**Assignment**
Write out the listing below word for word.

· · · · · · ·

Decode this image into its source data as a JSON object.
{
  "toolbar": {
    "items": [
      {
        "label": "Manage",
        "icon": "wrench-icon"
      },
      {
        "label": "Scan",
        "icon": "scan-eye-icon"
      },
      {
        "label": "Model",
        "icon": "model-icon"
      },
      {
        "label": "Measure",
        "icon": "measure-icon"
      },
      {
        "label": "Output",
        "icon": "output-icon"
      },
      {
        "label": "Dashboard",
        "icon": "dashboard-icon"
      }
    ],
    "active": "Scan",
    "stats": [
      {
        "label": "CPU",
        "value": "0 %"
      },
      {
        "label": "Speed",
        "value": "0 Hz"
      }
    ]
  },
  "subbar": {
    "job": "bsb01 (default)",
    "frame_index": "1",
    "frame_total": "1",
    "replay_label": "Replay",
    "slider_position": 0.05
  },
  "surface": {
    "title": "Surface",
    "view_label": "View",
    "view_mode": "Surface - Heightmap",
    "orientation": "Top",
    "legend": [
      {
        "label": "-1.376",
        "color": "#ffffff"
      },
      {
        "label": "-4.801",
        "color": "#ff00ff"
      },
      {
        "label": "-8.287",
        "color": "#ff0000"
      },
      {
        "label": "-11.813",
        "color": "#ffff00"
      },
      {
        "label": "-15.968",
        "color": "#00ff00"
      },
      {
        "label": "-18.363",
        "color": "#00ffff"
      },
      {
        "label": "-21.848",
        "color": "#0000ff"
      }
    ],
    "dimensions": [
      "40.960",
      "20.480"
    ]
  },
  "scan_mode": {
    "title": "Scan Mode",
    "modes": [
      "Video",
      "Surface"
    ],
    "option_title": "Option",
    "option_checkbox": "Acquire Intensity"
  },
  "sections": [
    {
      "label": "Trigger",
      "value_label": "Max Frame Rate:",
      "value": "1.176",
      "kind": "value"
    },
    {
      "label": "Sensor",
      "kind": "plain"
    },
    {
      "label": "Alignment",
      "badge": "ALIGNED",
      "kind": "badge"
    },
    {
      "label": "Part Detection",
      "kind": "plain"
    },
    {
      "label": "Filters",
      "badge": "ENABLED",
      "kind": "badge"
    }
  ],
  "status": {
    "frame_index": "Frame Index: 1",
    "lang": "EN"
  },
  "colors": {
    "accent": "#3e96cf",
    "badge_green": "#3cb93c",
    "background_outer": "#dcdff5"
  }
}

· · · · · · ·

**Answer**
Decode this image into its source data as a JSON object.
{
  "toolbar": {
    "items": [
      {
        "label": "Manage",
        "icon": "wrench-icon"
      },
      {
        "label": "Scan",
        "icon": "scan-eye-icon"
      },
      {
        "label": "Model",
        "icon": "model-icon"
      },
      {
        "label": "Measure",
        "icon": "measure-icon"
      },
      {
        "label": "Output",
        "icon": "output-icon"
      },
      {
        "label": "Dashboard",
        "icon": "dashboard-icon"
      }
    ],
    "active": "Scan",
    "stats": [
      {
        "label": "CPU",
        "value": "0 %"
      },
      {
        "label": "Speed",
        "value": "0 Hz"
      }
    ]
  },
  "subbar": {
    "job": "bsb01 (default)",
    "frame_index": "1",
    "frame_total": "1",
    "replay_label": "Replay",
    "slider_position": 0.05
  },
  "surface": {
    "title": "Surface",
    "view_label": "View",
    "view_mode": "Surface - Heightmap",
    "orientation": "Top",
    "legend": [
      {
        "label": "-1.376",
        "color": "#ffffff"
      },
      {
        "label": "-4.801",
        "color": "#ff00ff"
      },
      {
        "label": "-8.287",
        "color": "#ff0000"
      },
      {
        "label": "-11.813",
        "color": "#ffff00"
      },
      {
        "label": "-15.968",
        "color": "#00ff00"
      },
      {
        "label": "-18.363",
        "color": "#00ffff"
      },
      {
        "label": "-21.848",
        "color": "#0000ff"
      }
    ],
    "dimensions": [
      "40.960",
      "20.480"
    ]
  },
  "scan_mode": {
    "title": "Scan Mode",
    "modes": [
      "Video",
      "Surface"
    ],
    "option_title": "Option",
    "option_checkbox": "Acquire Intensity"
  },
  "sections": [
    {
      "label": "Trigger",
      "value_label": "Max Frame Rate:",
      "value": "1.176",
      "kind": "value"
    },
    {
      "label": "Sensor",
      "kind": "plain"
    },
    {
      "label": "Alignment",
      "badge": "ALIGNED",
      "kind": "badge"
    },
    {
      "label": "Part Detection",
      "kind": "plain"
    },
    {
      "label": "Filters",
      "badge": "ENABLED",
      "kind": "badge"
    }
  ],
  "status": {
    "frame_index": "Frame Index: 1",
    "lang": "EN"
  },
  "colors": {
    "accent": "#3e96cf",
    "badge_green": "#3cb93c",
    "background_outer": "#dcdff5"
  }
}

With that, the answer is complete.